Teaching a Java-based CS1 Course in an Academically-Diverse Environment — education



The Texas Christian University (TCU) Computer Science
Department was established in 1981. From the outset, the Department’s
CS1 course has presented significant teaching challenges due to the
wide diversity of student’s taking the class. Traditionally, only
25-35% of the students enrolled in the course are computing science
majors, the remaining being students from a wide diversity of
disciplines, many of which are non-science based. Despite the
diversity, it has been necessary for the course, and its content, to
be structured to satisfy essential core requirements for students
majoring in computer science and computer information science as well
as to meet program requirements for the many non-computer science
majors taking the course. This paper discusses some of the unique
issues associated with teaching a Java-based CS1 course to a very
diverse group of students, the majority of which have very
unsophisticated problem solving skills, and little or no programming
expertise. A representative set of experiments and programming
assignments are included.

Their CS1 course is taken by people from lots of courses.

Oooh, interesting idea: experiment component as part of most
programming exercises.

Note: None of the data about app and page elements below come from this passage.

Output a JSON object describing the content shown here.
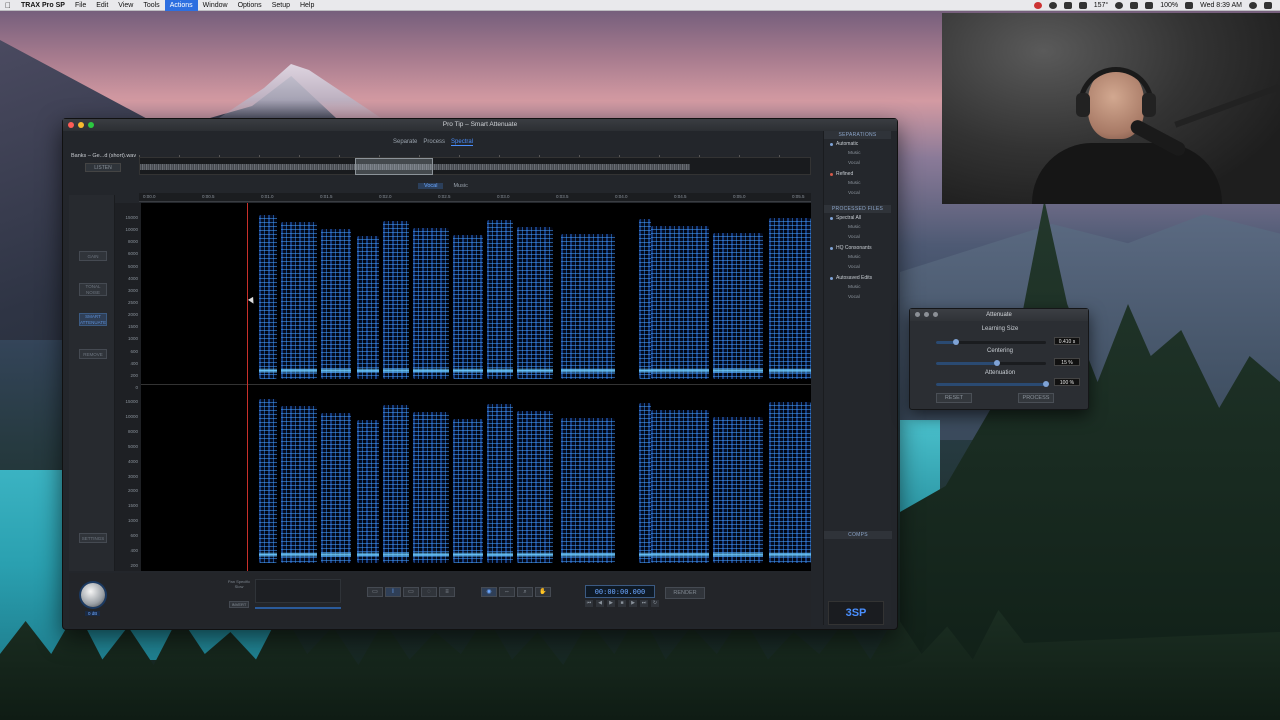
{
  "menubar": {
    "app_name": "TRAX Pro SP",
    "items": [
      "File",
      "Edit",
      "View",
      "Tools",
      "Actions",
      "Window",
      "Options",
      "Setup",
      "Help"
    ],
    "active_item": "Actions",
    "battery": "100%",
    "clock": "Wed 8:39 AM",
    "audio_level": "157°"
  },
  "window": {
    "title": "Pro Tip – Smart Attenuate",
    "modes": [
      "Separate",
      "Process",
      "Spectral"
    ],
    "active_mode": "Spectral",
    "file_name": "Banks – Ge...d (short).wav",
    "listen_label": "LISTEN",
    "layer_tabs": [
      "Vocal",
      "Music"
    ],
    "active_layer": "Vocal",
    "left_buttons": {
      "gain": "GAIN",
      "smart_attenuate": "SMART ATTENUATE",
      "harmonic": "TONAL NOISE",
      "remove": "REMOVE",
      "settings": "SETTINGS"
    },
    "freq_labels_top": [
      "15000",
      "10000",
      "8000",
      "6000",
      "5000",
      "4000",
      "3000",
      "2500",
      "2000",
      "1500",
      "1000",
      "600",
      "400",
      "200",
      "0"
    ],
    "freq_labels_bot": [
      "15000",
      "10000",
      "8000",
      "5000",
      "4000",
      "3000",
      "2000",
      "1500",
      "1000",
      "600",
      "400",
      "200"
    ],
    "timeline_ticks": [
      "0:00.0",
      "0:00.5",
      "0:01.0",
      "0:01.5",
      "0:02.0",
      "0:02.5",
      "0:03.0",
      "0:03.5",
      "0:04.0",
      "0:04.5",
      "0:05.0",
      "0:05.5"
    ]
  },
  "right_panel": {
    "separations_header": "SEPARATIONS",
    "separations": [
      {
        "name": "Automatic",
        "color": "#7fa3d6",
        "children": [
          "Music",
          "Vocal"
        ]
      },
      {
        "name": "Refined",
        "color": "#d35a4a",
        "children": [
          "Music",
          "Vocal"
        ]
      }
    ],
    "processed_header": "PROCESSED FILES",
    "processed": [
      {
        "name": "Spectral All",
        "children": [
          "Music",
          "Vocal"
        ]
      },
      {
        "name": "HQ Consonants",
        "children": [
          "Music",
          "Vocal"
        ]
      },
      {
        "name": "Autosaved Edits",
        "children": [
          "Music",
          "Vocal"
        ]
      }
    ],
    "comps_header": "COMPS",
    "logo": "3SP"
  },
  "bottom_bar": {
    "knob_label": "0 dB",
    "pan_label": "Pan Specific Slow",
    "invert_label": "INVERT",
    "time": "00:00:00.000",
    "render_label": "RENDER"
  },
  "attenuate": {
    "title": "Attenuate",
    "learning_size_label": "Learning Size",
    "learning_size_value": "0.410 s",
    "learning_size_level": 0.18,
    "centering_label": "Centering",
    "centering_value": "15 %",
    "centering_level": 0.55,
    "attenuation_label": "Attenuation",
    "attenuation_value": "100 %",
    "attenuation_level": 1.0,
    "reset_label": "RESET",
    "process_label": "PROCESS"
  },
  "colors": {
    "accent": "#4a8fff",
    "playhead": "#c8302a"
  }
}
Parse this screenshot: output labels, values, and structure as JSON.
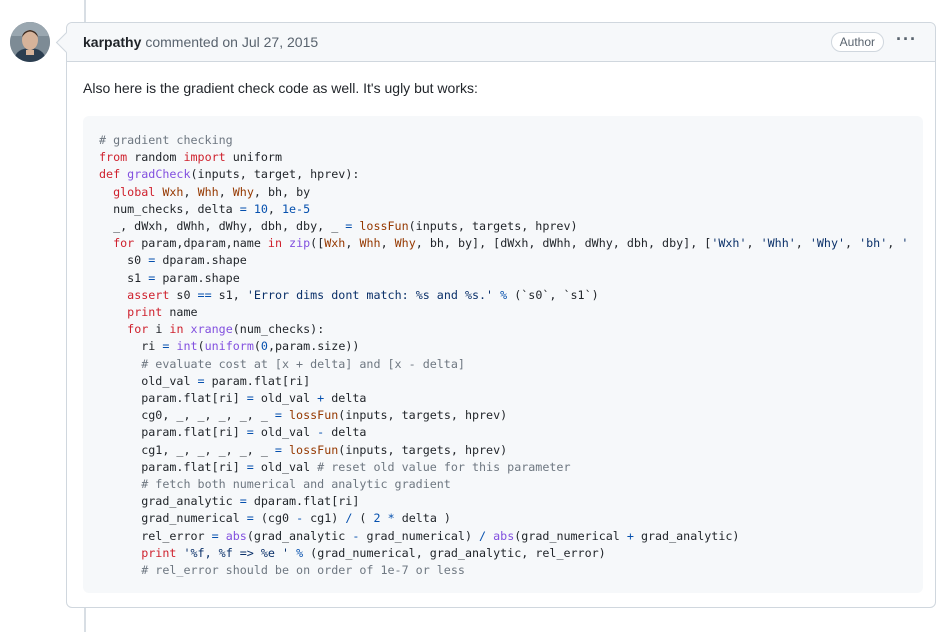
{
  "comment": {
    "author": "karpathy",
    "action": "commented on Jul 27, 2015",
    "badge": "Author",
    "menu_glyph": "···",
    "text": "Also here is the gradient check code as well. It's ugly but works:",
    "avatar_icon": "user-avatar"
  },
  "colors": {
    "keyword": "#cf222e",
    "function": "#8250df",
    "number": "#0550ae",
    "string": "#0a3069",
    "comment": "#6e7781",
    "variable": "#953800"
  },
  "code_lines": [
    [
      [
        "cm",
        "# gradient checking"
      ]
    ],
    [
      [
        "kw",
        "from"
      ],
      [
        "",
        " random "
      ],
      [
        "kw",
        "import"
      ],
      [
        "",
        " uniform"
      ]
    ],
    [
      [
        "kw",
        "def"
      ],
      [
        "",
        " "
      ],
      [
        "fn",
        "gradCheck"
      ],
      [
        "",
        "(inputs, target, hprev):"
      ]
    ],
    [
      [
        "",
        "  "
      ],
      [
        "kw",
        "global"
      ],
      [
        "",
        " "
      ],
      [
        "var",
        "Wxh"
      ],
      [
        "",
        ", "
      ],
      [
        "var",
        "Whh"
      ],
      [
        "",
        ", "
      ],
      [
        "var",
        "Why"
      ],
      [
        "",
        ", bh, by"
      ]
    ],
    [
      [
        "",
        "  num_checks, delta "
      ],
      [
        "op",
        "="
      ],
      [
        "",
        " "
      ],
      [
        "num",
        "10"
      ],
      [
        "",
        ", "
      ],
      [
        "num",
        "1e-5"
      ]
    ],
    [
      [
        "",
        "  _, dWxh, dWhh, dWhy, dbh, dby, _ "
      ],
      [
        "op",
        "="
      ],
      [
        "",
        " "
      ],
      [
        "var",
        "lossFun"
      ],
      [
        "",
        "(inputs, targets, hprev)"
      ]
    ],
    [
      [
        "",
        "  "
      ],
      [
        "kw",
        "for"
      ],
      [
        "",
        " param,dparam,name "
      ],
      [
        "kw",
        "in"
      ],
      [
        "",
        " "
      ],
      [
        "fn",
        "zip"
      ],
      [
        "",
        "(["
      ],
      [
        "var",
        "Wxh"
      ],
      [
        "",
        ", "
      ],
      [
        "var",
        "Whh"
      ],
      [
        "",
        ", "
      ],
      [
        "var",
        "Why"
      ],
      [
        "",
        ", bh, by], [dWxh, dWhh, dWhy, dbh, dby], ["
      ],
      [
        "str",
        "'Wxh'"
      ],
      [
        "",
        ", "
      ],
      [
        "str",
        "'Whh'"
      ],
      [
        "",
        ", "
      ],
      [
        "str",
        "'Why'"
      ],
      [
        "",
        ", "
      ],
      [
        "str",
        "'bh'"
      ],
      [
        "",
        ", "
      ],
      [
        "str",
        "'by'"
      ],
      [
        "",
        "]):"
      ]
    ],
    [
      [
        "",
        "    s0 "
      ],
      [
        "op",
        "="
      ],
      [
        "",
        " dparam.shape"
      ]
    ],
    [
      [
        "",
        "    s1 "
      ],
      [
        "op",
        "="
      ],
      [
        "",
        " param.shape"
      ]
    ],
    [
      [
        "",
        "    "
      ],
      [
        "kw",
        "assert"
      ],
      [
        "",
        " s0 "
      ],
      [
        "op",
        "=="
      ],
      [
        "",
        " s1, "
      ],
      [
        "str",
        "'Error dims dont match: %s and %s.'"
      ],
      [
        "",
        " "
      ],
      [
        "op",
        "%"
      ],
      [
        "",
        " (`s0`, `s1`)"
      ]
    ],
    [
      [
        "",
        "    "
      ],
      [
        "kw",
        "print"
      ],
      [
        "",
        " name"
      ]
    ],
    [
      [
        "",
        "    "
      ],
      [
        "kw",
        "for"
      ],
      [
        "",
        " i "
      ],
      [
        "kw",
        "in"
      ],
      [
        "",
        " "
      ],
      [
        "fn",
        "xrange"
      ],
      [
        "",
        "(num_checks):"
      ]
    ],
    [
      [
        "",
        "      ri "
      ],
      [
        "op",
        "="
      ],
      [
        "",
        " "
      ],
      [
        "fn",
        "int"
      ],
      [
        "",
        "("
      ],
      [
        "fn",
        "uniform"
      ],
      [
        "",
        "("
      ],
      [
        "num",
        "0"
      ],
      [
        "",
        ",param.size))"
      ]
    ],
    [
      [
        "",
        "      "
      ],
      [
        "cm",
        "# evaluate cost at [x + delta] and [x - delta]"
      ]
    ],
    [
      [
        "",
        "      old_val "
      ],
      [
        "op",
        "="
      ],
      [
        "",
        " param.flat[ri]"
      ]
    ],
    [
      [
        "",
        "      param.flat[ri] "
      ],
      [
        "op",
        "="
      ],
      [
        "",
        " old_val "
      ],
      [
        "op",
        "+"
      ],
      [
        "",
        " delta"
      ]
    ],
    [
      [
        "",
        "      cg0, _, _, _, _, _ "
      ],
      [
        "op",
        "="
      ],
      [
        "",
        " "
      ],
      [
        "var",
        "lossFun"
      ],
      [
        "",
        "(inputs, targets, hprev)"
      ]
    ],
    [
      [
        "",
        "      param.flat[ri] "
      ],
      [
        "op",
        "="
      ],
      [
        "",
        " old_val "
      ],
      [
        "op",
        "-"
      ],
      [
        "",
        " delta"
      ]
    ],
    [
      [
        "",
        "      cg1, _, _, _, _, _ "
      ],
      [
        "op",
        "="
      ],
      [
        "",
        " "
      ],
      [
        "var",
        "lossFun"
      ],
      [
        "",
        "(inputs, targets, hprev)"
      ]
    ],
    [
      [
        "",
        "      param.flat[ri] "
      ],
      [
        "op",
        "="
      ],
      [
        "",
        " old_val "
      ],
      [
        "cm",
        "# reset old value for this parameter"
      ]
    ],
    [
      [
        "",
        "      "
      ],
      [
        "cm",
        "# fetch both numerical and analytic gradient"
      ]
    ],
    [
      [
        "",
        "      grad_analytic "
      ],
      [
        "op",
        "="
      ],
      [
        "",
        " dparam.flat[ri]"
      ]
    ],
    [
      [
        "",
        "      grad_numerical "
      ],
      [
        "op",
        "="
      ],
      [
        "",
        " (cg0 "
      ],
      [
        "op",
        "-"
      ],
      [
        "",
        " cg1) "
      ],
      [
        "op",
        "/"
      ],
      [
        "",
        " ( "
      ],
      [
        "num",
        "2"
      ],
      [
        "",
        " "
      ],
      [
        "op",
        "*"
      ],
      [
        "",
        " delta )"
      ]
    ],
    [
      [
        "",
        "      rel_error "
      ],
      [
        "op",
        "="
      ],
      [
        "",
        " "
      ],
      [
        "fn",
        "abs"
      ],
      [
        "",
        "(grad_analytic "
      ],
      [
        "op",
        "-"
      ],
      [
        "",
        " grad_numerical) "
      ],
      [
        "op",
        "/"
      ],
      [
        "",
        " "
      ],
      [
        "fn",
        "abs"
      ],
      [
        "",
        "(grad_numerical "
      ],
      [
        "op",
        "+"
      ],
      [
        "",
        " grad_analytic)"
      ]
    ],
    [
      [
        "",
        "      "
      ],
      [
        "kw",
        "print"
      ],
      [
        "",
        " "
      ],
      [
        "str",
        "'%f, %f => %e '"
      ],
      [
        "",
        " "
      ],
      [
        "op",
        "%"
      ],
      [
        "",
        " (grad_numerical, grad_analytic, rel_error)"
      ]
    ],
    [
      [
        "",
        "      "
      ],
      [
        "cm",
        "# rel_error should be on order of 1e-7 or less"
      ]
    ]
  ]
}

Students are required to conduct experiments. –
questions about the code. This is pretty nice. In fact, they introduce
API reading and inheritance early…

Let’s experiment with AWT-first next semester. Might be fun.